_EXERCISE REQUIREMENTS_
Every line in the entries where "color" is found should be copied.

GIVEN RECORDS: Begin

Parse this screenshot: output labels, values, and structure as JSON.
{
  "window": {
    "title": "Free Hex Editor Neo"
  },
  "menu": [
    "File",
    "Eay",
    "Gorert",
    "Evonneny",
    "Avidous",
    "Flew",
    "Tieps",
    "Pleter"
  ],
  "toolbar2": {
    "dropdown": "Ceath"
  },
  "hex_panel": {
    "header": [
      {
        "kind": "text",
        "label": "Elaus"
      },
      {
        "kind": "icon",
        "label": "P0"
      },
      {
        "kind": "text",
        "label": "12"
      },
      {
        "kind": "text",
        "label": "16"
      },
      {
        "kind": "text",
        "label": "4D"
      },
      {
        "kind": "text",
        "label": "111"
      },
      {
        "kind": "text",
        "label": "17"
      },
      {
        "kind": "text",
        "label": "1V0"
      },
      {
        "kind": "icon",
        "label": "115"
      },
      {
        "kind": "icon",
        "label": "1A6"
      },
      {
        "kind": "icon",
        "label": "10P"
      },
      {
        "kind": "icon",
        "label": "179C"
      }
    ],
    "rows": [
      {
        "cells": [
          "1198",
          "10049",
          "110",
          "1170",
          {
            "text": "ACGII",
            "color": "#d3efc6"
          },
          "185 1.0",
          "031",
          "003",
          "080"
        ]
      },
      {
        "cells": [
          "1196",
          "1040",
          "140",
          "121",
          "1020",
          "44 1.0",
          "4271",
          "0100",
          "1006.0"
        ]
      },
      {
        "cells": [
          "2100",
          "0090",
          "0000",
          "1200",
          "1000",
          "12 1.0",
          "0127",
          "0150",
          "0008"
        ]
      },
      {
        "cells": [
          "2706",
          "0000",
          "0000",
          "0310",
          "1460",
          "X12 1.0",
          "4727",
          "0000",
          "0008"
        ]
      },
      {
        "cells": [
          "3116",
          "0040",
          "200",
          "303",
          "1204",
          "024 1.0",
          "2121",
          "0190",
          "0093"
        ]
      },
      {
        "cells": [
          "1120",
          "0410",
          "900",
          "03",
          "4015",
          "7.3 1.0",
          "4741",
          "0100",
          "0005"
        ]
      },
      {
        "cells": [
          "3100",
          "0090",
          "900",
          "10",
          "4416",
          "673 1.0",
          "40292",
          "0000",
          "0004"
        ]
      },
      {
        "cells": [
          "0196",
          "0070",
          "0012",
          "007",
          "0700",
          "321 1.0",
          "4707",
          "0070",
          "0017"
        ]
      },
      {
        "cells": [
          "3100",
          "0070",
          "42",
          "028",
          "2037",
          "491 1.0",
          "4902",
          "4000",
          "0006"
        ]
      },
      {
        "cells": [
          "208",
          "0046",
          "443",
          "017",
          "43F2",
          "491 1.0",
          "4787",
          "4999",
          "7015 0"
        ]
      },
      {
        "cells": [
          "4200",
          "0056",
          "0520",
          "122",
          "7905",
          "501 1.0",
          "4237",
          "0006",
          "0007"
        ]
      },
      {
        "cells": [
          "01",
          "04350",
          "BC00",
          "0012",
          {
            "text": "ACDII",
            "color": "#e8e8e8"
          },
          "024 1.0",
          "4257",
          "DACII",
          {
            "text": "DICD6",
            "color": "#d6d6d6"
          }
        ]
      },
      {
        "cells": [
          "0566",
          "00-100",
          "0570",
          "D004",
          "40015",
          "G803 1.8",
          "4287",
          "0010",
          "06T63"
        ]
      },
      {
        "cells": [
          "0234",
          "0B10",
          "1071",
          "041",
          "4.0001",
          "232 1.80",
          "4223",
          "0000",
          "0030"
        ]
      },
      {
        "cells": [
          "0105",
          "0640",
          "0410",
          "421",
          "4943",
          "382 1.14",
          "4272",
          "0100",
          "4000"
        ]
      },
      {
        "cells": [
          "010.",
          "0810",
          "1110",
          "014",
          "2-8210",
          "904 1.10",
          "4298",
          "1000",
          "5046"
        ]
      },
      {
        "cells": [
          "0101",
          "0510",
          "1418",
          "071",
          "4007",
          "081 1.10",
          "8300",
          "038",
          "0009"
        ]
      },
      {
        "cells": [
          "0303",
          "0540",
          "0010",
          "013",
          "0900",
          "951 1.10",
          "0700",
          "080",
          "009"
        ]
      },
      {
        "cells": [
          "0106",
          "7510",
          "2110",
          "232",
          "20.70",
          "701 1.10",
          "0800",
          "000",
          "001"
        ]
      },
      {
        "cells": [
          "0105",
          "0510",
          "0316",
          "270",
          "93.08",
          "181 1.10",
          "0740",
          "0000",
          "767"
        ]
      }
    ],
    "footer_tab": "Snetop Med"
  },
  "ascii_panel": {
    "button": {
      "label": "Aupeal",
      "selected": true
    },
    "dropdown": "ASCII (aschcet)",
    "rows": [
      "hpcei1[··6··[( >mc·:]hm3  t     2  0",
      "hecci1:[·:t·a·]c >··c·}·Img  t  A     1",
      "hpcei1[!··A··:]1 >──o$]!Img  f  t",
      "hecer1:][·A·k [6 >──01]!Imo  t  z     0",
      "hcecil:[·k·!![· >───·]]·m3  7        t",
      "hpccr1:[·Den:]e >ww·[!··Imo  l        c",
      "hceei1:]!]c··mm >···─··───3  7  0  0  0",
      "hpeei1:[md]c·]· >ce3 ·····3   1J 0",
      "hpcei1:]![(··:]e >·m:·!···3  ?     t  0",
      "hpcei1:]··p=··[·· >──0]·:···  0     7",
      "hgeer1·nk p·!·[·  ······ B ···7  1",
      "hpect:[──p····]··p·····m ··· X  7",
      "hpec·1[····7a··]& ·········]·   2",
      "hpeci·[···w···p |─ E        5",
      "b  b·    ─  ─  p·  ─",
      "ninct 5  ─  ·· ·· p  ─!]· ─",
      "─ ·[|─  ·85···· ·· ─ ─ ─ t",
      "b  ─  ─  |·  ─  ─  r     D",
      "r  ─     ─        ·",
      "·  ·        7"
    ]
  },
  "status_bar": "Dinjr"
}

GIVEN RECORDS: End

_TASK SOLUTION_
            "color": "#d3efc6"
            "color": "#e8e8e8"
            "color": "#d6d6d6"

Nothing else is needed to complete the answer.